[Task requirements]: Could you show each line of the records that contains the word "rank"?

[Data records for software interfaces]:
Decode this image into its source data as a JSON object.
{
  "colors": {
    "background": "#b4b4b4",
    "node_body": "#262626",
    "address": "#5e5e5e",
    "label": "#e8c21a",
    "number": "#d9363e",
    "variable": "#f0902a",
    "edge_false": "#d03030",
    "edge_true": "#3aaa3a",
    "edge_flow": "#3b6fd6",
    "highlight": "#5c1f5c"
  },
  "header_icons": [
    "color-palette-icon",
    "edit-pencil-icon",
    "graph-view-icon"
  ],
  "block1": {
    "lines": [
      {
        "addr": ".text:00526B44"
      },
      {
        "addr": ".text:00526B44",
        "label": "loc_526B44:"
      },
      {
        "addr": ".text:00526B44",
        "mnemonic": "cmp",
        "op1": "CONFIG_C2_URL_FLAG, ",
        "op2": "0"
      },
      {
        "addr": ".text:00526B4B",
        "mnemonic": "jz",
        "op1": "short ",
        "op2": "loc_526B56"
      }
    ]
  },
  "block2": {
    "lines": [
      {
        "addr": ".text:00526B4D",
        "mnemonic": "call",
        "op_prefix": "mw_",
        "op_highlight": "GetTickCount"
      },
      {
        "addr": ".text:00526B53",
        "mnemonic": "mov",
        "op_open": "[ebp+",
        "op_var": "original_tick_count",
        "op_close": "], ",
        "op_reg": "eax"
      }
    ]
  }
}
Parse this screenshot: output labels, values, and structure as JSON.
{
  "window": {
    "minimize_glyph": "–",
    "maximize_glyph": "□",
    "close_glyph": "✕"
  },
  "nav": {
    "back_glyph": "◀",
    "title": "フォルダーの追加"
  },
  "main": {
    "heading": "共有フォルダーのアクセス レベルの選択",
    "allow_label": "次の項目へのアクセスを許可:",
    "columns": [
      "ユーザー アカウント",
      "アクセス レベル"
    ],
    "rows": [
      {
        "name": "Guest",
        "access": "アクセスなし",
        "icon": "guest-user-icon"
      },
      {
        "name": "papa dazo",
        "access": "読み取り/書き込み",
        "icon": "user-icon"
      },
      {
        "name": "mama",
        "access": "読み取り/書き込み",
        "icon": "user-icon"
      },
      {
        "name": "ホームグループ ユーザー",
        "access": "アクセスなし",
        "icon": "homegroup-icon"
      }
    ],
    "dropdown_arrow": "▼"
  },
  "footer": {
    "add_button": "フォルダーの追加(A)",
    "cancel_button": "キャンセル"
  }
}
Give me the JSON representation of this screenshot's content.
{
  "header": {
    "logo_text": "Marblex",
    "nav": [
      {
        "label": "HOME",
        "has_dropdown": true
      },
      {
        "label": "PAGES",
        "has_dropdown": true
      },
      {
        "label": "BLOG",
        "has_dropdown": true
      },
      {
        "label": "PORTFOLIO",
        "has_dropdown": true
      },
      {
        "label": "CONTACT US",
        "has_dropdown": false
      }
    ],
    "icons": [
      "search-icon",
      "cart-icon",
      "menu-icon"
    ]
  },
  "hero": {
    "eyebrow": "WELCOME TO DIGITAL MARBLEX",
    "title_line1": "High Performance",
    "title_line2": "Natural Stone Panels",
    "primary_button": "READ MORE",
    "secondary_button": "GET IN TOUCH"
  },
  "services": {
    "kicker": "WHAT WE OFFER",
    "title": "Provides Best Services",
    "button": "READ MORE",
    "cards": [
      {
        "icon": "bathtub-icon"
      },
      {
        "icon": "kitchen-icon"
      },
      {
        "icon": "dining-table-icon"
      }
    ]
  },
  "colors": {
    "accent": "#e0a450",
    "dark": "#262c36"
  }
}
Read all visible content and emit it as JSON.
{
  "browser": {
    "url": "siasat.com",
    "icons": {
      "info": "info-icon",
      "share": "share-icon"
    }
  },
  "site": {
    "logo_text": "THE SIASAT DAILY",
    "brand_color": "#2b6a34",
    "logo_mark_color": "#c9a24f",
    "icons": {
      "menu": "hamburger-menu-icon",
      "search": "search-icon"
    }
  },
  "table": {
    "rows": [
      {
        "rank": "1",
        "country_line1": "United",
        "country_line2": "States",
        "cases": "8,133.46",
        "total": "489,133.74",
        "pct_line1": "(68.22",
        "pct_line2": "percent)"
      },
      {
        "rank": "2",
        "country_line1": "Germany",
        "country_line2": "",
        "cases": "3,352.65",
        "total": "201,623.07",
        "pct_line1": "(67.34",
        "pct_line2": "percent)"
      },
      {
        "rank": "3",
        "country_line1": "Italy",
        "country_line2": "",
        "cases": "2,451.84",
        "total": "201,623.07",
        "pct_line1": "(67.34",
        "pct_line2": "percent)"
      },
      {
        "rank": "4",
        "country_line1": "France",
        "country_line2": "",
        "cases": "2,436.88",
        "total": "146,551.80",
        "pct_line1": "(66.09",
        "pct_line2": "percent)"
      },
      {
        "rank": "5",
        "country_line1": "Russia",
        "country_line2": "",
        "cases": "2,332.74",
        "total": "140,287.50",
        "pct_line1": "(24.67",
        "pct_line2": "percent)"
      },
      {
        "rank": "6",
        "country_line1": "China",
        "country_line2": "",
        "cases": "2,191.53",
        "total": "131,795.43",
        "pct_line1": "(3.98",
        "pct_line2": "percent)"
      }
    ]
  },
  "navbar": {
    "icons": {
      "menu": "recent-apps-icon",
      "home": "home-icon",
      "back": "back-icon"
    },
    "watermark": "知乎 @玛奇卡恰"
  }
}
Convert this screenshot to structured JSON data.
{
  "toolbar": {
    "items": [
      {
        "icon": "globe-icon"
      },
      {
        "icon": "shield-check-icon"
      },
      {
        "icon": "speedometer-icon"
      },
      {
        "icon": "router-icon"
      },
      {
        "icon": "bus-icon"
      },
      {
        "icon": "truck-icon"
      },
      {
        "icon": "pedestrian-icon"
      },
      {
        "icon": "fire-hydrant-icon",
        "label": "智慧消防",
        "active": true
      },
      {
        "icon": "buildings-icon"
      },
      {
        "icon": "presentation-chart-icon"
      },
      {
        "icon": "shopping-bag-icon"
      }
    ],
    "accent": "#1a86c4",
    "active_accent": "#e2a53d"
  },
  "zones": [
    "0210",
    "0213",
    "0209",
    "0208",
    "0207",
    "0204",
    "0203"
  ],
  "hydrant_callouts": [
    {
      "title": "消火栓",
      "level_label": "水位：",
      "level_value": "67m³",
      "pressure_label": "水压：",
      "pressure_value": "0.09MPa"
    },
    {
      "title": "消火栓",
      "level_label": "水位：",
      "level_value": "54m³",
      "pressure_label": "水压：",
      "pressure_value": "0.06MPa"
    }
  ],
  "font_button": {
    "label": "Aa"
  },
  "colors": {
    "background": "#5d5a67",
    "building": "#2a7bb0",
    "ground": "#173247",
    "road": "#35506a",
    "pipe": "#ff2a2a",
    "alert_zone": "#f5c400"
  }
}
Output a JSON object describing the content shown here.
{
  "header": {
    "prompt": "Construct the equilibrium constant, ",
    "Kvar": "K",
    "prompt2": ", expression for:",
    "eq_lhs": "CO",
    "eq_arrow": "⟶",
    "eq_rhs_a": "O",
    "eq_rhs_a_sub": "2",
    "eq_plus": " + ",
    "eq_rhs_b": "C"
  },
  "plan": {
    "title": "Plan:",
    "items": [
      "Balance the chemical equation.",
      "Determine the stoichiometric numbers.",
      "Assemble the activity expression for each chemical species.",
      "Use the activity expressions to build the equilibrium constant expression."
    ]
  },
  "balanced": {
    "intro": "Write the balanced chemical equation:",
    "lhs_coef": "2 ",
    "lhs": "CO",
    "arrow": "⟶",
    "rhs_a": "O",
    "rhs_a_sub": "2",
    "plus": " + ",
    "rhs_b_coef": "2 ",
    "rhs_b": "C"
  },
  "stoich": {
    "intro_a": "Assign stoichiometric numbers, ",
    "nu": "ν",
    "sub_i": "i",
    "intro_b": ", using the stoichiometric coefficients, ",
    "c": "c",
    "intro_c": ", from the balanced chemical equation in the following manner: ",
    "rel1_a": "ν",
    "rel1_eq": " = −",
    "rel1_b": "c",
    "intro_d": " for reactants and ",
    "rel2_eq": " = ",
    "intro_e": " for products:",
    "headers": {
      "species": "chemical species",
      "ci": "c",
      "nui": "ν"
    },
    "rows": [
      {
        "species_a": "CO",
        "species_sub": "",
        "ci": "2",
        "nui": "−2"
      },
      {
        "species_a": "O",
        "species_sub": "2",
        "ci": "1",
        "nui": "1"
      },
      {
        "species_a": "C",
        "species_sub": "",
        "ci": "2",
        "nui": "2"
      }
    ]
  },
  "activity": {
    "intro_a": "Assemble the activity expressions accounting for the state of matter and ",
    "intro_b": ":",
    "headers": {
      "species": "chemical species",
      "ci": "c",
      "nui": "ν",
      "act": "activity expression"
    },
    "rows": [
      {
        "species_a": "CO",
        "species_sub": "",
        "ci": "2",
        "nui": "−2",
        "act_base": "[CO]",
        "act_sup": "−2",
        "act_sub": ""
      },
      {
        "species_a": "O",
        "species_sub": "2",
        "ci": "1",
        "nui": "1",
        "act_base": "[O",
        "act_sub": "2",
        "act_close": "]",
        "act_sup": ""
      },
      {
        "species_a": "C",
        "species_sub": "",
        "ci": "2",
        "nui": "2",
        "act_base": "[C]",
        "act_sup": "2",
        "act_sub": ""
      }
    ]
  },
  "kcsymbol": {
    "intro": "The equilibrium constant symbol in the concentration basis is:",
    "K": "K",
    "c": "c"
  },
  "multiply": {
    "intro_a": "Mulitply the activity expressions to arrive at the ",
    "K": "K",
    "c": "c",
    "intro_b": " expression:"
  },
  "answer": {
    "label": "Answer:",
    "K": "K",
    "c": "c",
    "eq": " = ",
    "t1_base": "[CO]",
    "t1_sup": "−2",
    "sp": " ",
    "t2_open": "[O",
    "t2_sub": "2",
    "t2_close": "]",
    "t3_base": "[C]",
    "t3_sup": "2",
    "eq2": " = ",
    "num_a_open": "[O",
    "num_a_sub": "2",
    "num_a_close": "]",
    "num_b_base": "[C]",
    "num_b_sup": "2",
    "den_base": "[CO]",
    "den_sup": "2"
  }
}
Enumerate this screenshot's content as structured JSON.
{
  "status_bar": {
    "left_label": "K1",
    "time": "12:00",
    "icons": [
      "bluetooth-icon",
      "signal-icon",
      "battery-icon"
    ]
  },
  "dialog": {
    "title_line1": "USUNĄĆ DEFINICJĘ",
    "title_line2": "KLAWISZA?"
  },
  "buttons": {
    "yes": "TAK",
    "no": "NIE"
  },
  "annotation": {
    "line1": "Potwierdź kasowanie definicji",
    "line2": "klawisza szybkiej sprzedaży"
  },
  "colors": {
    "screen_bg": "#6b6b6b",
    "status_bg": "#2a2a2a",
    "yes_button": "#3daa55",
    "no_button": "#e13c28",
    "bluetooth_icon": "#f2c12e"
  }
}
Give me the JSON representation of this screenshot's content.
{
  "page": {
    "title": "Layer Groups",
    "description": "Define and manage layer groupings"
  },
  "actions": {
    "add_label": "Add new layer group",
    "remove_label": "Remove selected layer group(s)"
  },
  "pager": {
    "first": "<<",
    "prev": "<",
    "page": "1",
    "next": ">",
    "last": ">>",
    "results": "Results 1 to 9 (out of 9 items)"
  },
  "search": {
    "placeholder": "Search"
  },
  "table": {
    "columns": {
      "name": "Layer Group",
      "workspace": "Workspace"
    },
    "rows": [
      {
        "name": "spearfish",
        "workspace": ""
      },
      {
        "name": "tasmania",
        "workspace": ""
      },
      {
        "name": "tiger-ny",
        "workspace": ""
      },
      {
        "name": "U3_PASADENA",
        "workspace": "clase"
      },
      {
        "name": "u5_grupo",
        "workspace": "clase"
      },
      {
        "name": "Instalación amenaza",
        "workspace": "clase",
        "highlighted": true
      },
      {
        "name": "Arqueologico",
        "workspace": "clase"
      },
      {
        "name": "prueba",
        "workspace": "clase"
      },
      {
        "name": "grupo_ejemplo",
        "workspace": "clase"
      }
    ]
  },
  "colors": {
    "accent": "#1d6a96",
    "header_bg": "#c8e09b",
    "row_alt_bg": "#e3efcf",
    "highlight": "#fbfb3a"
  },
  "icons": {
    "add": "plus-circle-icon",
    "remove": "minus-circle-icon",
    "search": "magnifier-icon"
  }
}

[Solution to this task]:
        "rank": "1",
        "rank": "2",
        "rank": "3",
        "rank": "4",
        "rank": "5",
        "rank": "6",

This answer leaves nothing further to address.